It was an absolutely beautiful season here. That's one of the benefits to Chicago of anthropomorphic climate change.
Despite everything awful happening around the country, here in Chicago we've had unusually gorgeous weather. We've had 81% of possible sunshine this month, well above the normal 43%. And we've also had near-record heat, with today predicted to be 22°C, a whopping 14°C above normal.
Of course, tomorrow a cold front will come through to give us our first freeze since April, but hey, it's November.
Recaps of the debate comprise just a few of the things I haven't had time to read today:
- Who hated Trump's caginess on whether he'd accept the election results if he lost? Everyone: The Economist, The New Republic, The National Review, Talking Points Memo, everyone.
- Trump's debate performance is being compared to book reports by kids who haven't read the book.
- Pilot Patrick Smith says Trump's airline wasn't that bad for customers, but it never made a profit either.
- Meanwhile, the Cubs beat the Dogders 10-2, which means the series will be decided at Wrigley on Saturday or Sunday.
- Looks like Chicago will have a warm-ish November and a normal-ish winter.
- One of the world's largest data centers, here in the South Loop area of Chicago, will soon be a lot bigger.
- Funny statistic: almost all airport noise complaints come from a handful of people—like the one person in Maryland who complained about Washington Dulles 1,024 times last year.
- Finally, "Hamilton," which I saw Sunday, got a rave from the Tribune.
Back to my meetings.
From yesterday's Times: you know how global warming is "just a theory?" Not anymore.
The results are in for meteorologcial summer 2016, and it was, in fact, really warm and soggy in Illinois. Chicago's average temperature of 23.5°C was 1.4°C above the 1980-2010 normal. That period was the warmest in history, however, so the summer that just ended Wednesday was Chicago's 18th warmest in recorded history, putting it at the 88th percentile.
Did I mention wet? For June through August, we got 338.8 mm of precipitation, a damp 32.8 mm above normal—not a record, but still very squishy.
Oh, wait—we did hit a record after all. Illinois' statewide average 175.0 mm of precipitation in August, and 349.0 mm for July and August combined, were both the wettest such periods in recorded Illinois history.
Combine the humidity that produced all that precipitation with the above-normal heat and this past summer was uncomfortable.

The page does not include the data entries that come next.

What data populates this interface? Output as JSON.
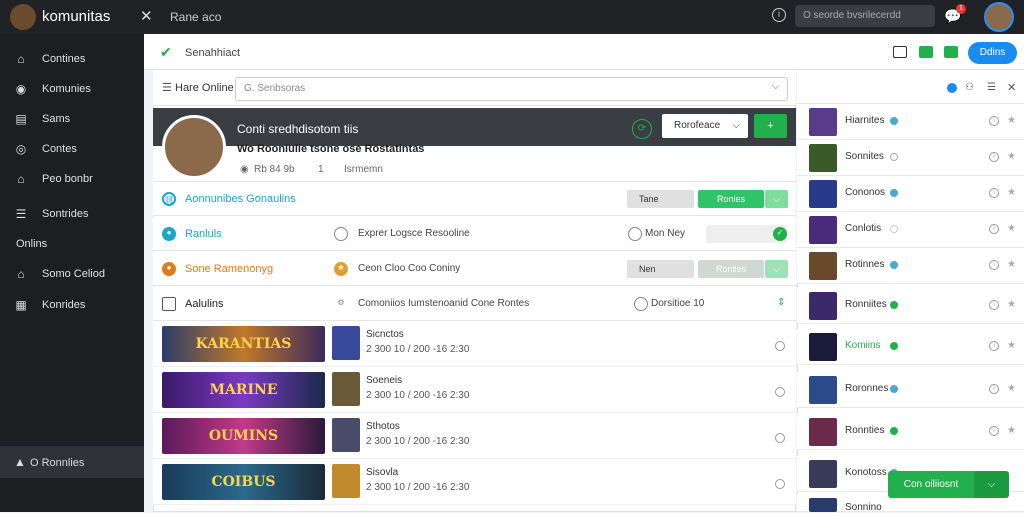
{
  "topbar": {
    "brand": "komunitas",
    "title": "Rane aco",
    "search_placeholder": "O seorde bvsrilecerdd",
    "notif_count": "1"
  },
  "sidebar": {
    "items": [
      {
        "label": "Contines",
        "icon": "home-icon"
      },
      {
        "label": "Komunies",
        "icon": "globe-icon"
      },
      {
        "label": "Sams",
        "icon": "book-icon"
      },
      {
        "label": "Contes",
        "icon": "chat-icon"
      },
      {
        "label": "Peo bonbr",
        "icon": "house-icon"
      },
      {
        "label": "Sontrides",
        "icon": "menu-icon"
      },
      {
        "label": "Onlins",
        "icon": ""
      },
      {
        "label": "Somo Celiod",
        "icon": "home-icon"
      },
      {
        "label": "Konrides",
        "icon": "calendar-icon"
      }
    ],
    "footer": "O Ronnlies"
  },
  "actionbar": {
    "label": "Senahhiact",
    "primary": "Ddins"
  },
  "filter": {
    "label": "Hare Online",
    "placeholder": "G. Senbsoras"
  },
  "profile": {
    "name": "Conti sredhdisotom tiis",
    "subtitle": "Wo Rooniulie tsone ose Rostatintas",
    "stat1": "S",
    "stat2": "Rb 84 9b",
    "stat3": "1",
    "stat4": "Isrmemn",
    "dropdown": "Rorofeace",
    "add": "+"
  },
  "rows": [
    {
      "title": "Aonnunibes Gonaulins",
      "desc": "",
      "chip": "Tane",
      "button": "Ronies",
      "accent": "#1aa6c8"
    },
    {
      "title": "Ranluls",
      "desc": "Exprer Logsce Resooline",
      "chip": "Mon Ney",
      "button": "",
      "accent": "#1aa6c8"
    },
    {
      "title": "Sone Ramenonyg",
      "desc": "Ceon Cloo Coo Coniny",
      "chip": "Nen",
      "button": "Ronlies",
      "accent": "#e07b1a"
    },
    {
      "title": "Aalulins",
      "desc": "Comoniios Iumstenoanid Cone Rontes",
      "chip": "Dorsitioe 10",
      "button": "",
      "accent": "#555555"
    }
  ],
  "games": [
    {
      "banner": "KARANTIAS",
      "name": "Sicnctos",
      "meta": "2 300 10 / 200 -16 2:30"
    },
    {
      "banner": "MARINE",
      "name": "Soeneis",
      "meta": "2 300 10 / 200 -16 2:30"
    },
    {
      "banner": "OUMINS",
      "name": "Sthotos",
      "meta": "2 300 10 / 200 -16 2:30"
    },
    {
      "banner": "COIBUS",
      "name": "Sisovla",
      "meta": "2 300 10 / 200 -16 2:30"
    }
  ],
  "right": {
    "items": [
      {
        "name": "Hiarnites",
        "status": "blue"
      },
      {
        "name": "Sonnites",
        "status": "gray"
      },
      {
        "name": "Cononos",
        "status": "blue"
      },
      {
        "name": "Conlotis",
        "status": "gray"
      },
      {
        "name": "Rotinnes",
        "status": "blue"
      },
      {
        "name": "Ronniites",
        "status": "green"
      },
      {
        "name": "Komiins",
        "status": "green"
      },
      {
        "name": "Roronnes",
        "status": "blue"
      },
      {
        "name": "Ronnties",
        "status": "green"
      },
      {
        "name": "Konotoss",
        "status": "blue"
      },
      {
        "name": "Sonnino",
        "status": "gray"
      }
    ]
  },
  "footer_button": "Con oiliiosnt",
  "colors": {
    "green": "#21b04b",
    "blue": "#1a8cf0",
    "dark": "#1c1e22"
  }
}
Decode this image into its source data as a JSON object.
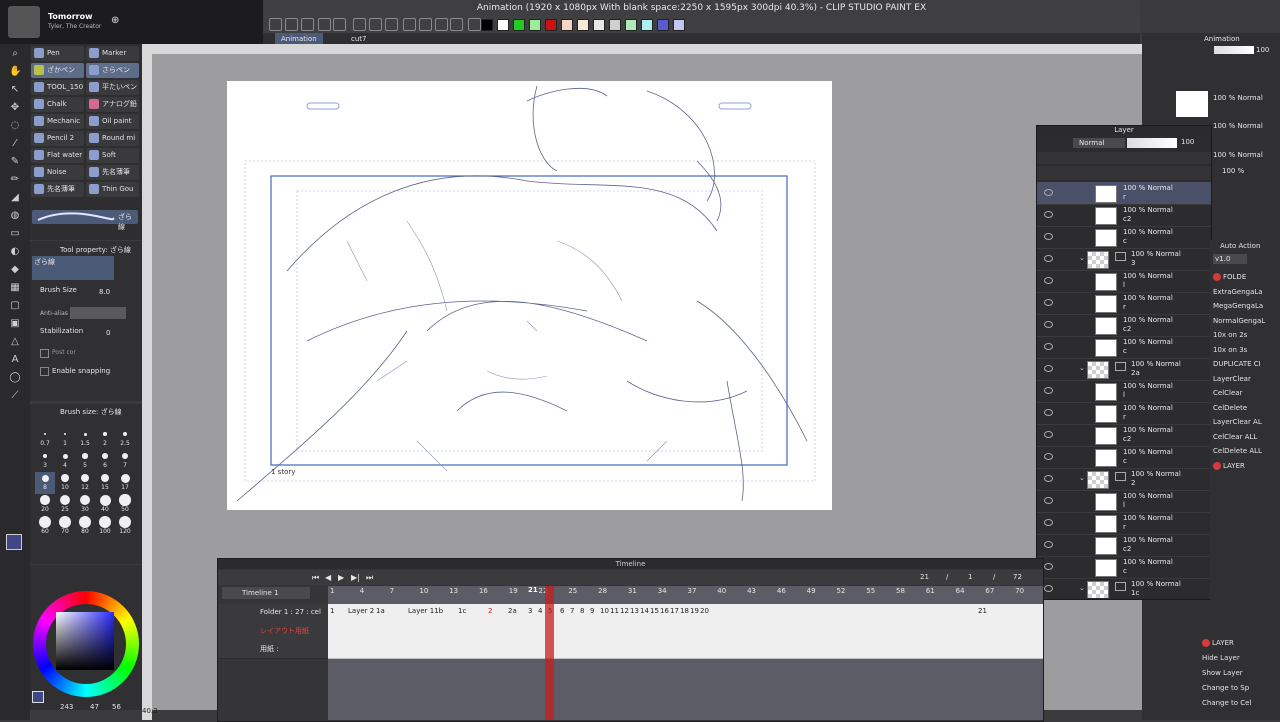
{
  "media": {
    "title": "Tomorrow",
    "artist": "Tyler, The Creator"
  },
  "window": {
    "title": "Animation (1920 x 1080px With blank space:2250 x 1595px 300dpi 40.3%) - CLIP STUDIO PAINT EX"
  },
  "colors": {
    "accent": "#5d6d8a",
    "canvas": "#ffffff",
    "workspace": "#9d9da0",
    "playhead": "#c81e1e",
    "frame_guide": "#4466bb"
  },
  "palette": [
    "#000000",
    "#ffffff",
    "#22cc22",
    "#99ee99",
    "#cc1111",
    "#f5d5c5",
    "#f5e8d5",
    "#e8e8e8",
    "#cfcfcf",
    "#aee8bb",
    "#aeeeee",
    "#5a5ad0",
    "#c5c5f0"
  ],
  "doc_tabs": [
    "Animation",
    "cut7"
  ],
  "subtools": [
    "Pen",
    "Marker",
    "ざかペン",
    "さらペン",
    "TOOL_150",
    "平たいペン",
    "Chalk",
    "アナログ鉛",
    "Mechanic",
    "Oil paint",
    "Pencil 2",
    "Round mi",
    "Flat water",
    "Soft",
    "Noise",
    "先名薄筆",
    "先名薄筆",
    "Thin Gou"
  ],
  "tool_property": {
    "title": "Tool property: ざら線",
    "brush_name": "ざら線",
    "brush_size_label": "Brush Size",
    "brush_size_value": "8.0",
    "anti_alias_label": "Anti-alias",
    "stabilization_label": "Stabilization",
    "stabilization_value": "0",
    "post_correction": "Post cor",
    "enable_snapping": "Enable snapping"
  },
  "brush_size_panel": {
    "title": "Brush size: ざら線",
    "sizes": [
      "0.7",
      "1",
      "1.5",
      "2",
      "2.5",
      "3",
      "4",
      "5",
      "6",
      "7",
      "8",
      "10",
      "12",
      "15",
      "17",
      "20",
      "25",
      "30",
      "40",
      "50",
      "60",
      "70",
      "80",
      "100",
      "120"
    ]
  },
  "color_panel": {
    "readout_a": "243",
    "readout_b": "47",
    "readout_c": "56"
  },
  "zoom": "40.3",
  "canvas": {
    "story_label": "1 story"
  },
  "layer_panel": {
    "title": "Layer",
    "blend": "Normal",
    "opacity": "100",
    "rows": [
      {
        "name": "100 % Normal",
        "sub": "r",
        "type": "white",
        "indent": 0,
        "selected": true
      },
      {
        "name": "100 % Normal",
        "sub": "c2",
        "type": "white",
        "indent": 0
      },
      {
        "name": "100 % Normal",
        "sub": "c",
        "type": "white",
        "indent": 0
      },
      {
        "name": "100 % Normal",
        "sub": "3",
        "type": "folder",
        "indent": 1
      },
      {
        "name": "100 % Normal",
        "sub": "l",
        "type": "white",
        "indent": 0
      },
      {
        "name": "100 % Normal",
        "sub": "r",
        "type": "white",
        "indent": 0
      },
      {
        "name": "100 % Normal",
        "sub": "c2",
        "type": "white",
        "indent": 0
      },
      {
        "name": "100 % Normal",
        "sub": "c",
        "type": "white",
        "indent": 0
      },
      {
        "name": "100 % Normal",
        "sub": "2a",
        "type": "folder",
        "indent": 1
      },
      {
        "name": "100 % Normal",
        "sub": "l",
        "type": "white",
        "indent": 0
      },
      {
        "name": "100 % Normal",
        "sub": "r",
        "type": "white",
        "indent": 0
      },
      {
        "name": "100 % Normal",
        "sub": "c2",
        "type": "white",
        "indent": 0
      },
      {
        "name": "100 % Normal",
        "sub": "c",
        "type": "white",
        "indent": 0
      },
      {
        "name": "100 % Normal",
        "sub": "2",
        "type": "folder",
        "indent": 1
      },
      {
        "name": "100 % Normal",
        "sub": "l",
        "type": "white",
        "indent": 0
      },
      {
        "name": "100 % Normal",
        "sub": "r",
        "type": "white",
        "indent": 0
      },
      {
        "name": "100 % Normal",
        "sub": "c2",
        "type": "white",
        "indent": 0
      },
      {
        "name": "100 % Normal",
        "sub": "c",
        "type": "white",
        "indent": 0
      },
      {
        "name": "100 % Normal",
        "sub": "1c",
        "type": "folder",
        "indent": 1
      }
    ]
  },
  "top_right": {
    "tab": "Animation",
    "opacity": "100",
    "rows": [
      "100 % Normal",
      "100 % Normal",
      "100 % Normal",
      "100 %"
    ]
  },
  "auto_action": {
    "title": "Auto Action",
    "set": "v1.0",
    "items": [
      "FOLDE",
      "ExtraGengaLa",
      "MegaGengaLa",
      "NormalGengaL",
      "10x on 2s",
      "10x on 3s",
      "DUPLICATE CI",
      "LayerClear",
      "CelClear",
      "CelDelete",
      "LayerClear AL",
      "CelClear ALL",
      "CelDelete ALL",
      "LAYER"
    ]
  },
  "bottom_right": {
    "items": [
      "LAYER",
      "Hide Layer",
      "Show Layer",
      "Change to Sp",
      "Change to Cel"
    ]
  },
  "timeline": {
    "title": "Timeline",
    "name": "Timeline 1",
    "current": "21",
    "sep1": "/",
    "start": "1",
    "sep2": "/",
    "end": "72",
    "ruler": [
      "1",
      "4",
      "7",
      "10",
      "13",
      "16",
      "19",
      "22",
      "25",
      "28",
      "31",
      "34",
      "37",
      "40",
      "43",
      "46",
      "49",
      "52",
      "55",
      "58",
      "61",
      "64",
      "67",
      "70"
    ],
    "playhead_label": "21",
    "tracks": [
      {
        "label": "Folder 1 : 27 : cel"
      },
      {
        "label": "レイアウト用紙"
      },
      {
        "label": "用紙 :"
      }
    ],
    "cels": [
      "1",
      "Layer 2",
      "1a",
      "Layer 11b",
      "1c",
      "2",
      "2a",
      "3",
      "4",
      "5",
      "6",
      "7",
      "8",
      "9",
      "10",
      "11",
      "12",
      "13",
      "14",
      "15",
      "16",
      "17",
      "18",
      "19",
      "20",
      "21"
    ]
  }
}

September, however, has been delightful. The Tribune reports that yesterday Chicago had 100% of its possible sunshine for the first time since June 21st, and we may have an entire weekend—3 days in a row—for the first time since November 10th.
Day two of Certified Scrum Master training starts in just a few minutes (more on that later), so I've queued up a bunch of articles to read this weekend:
Training begins again...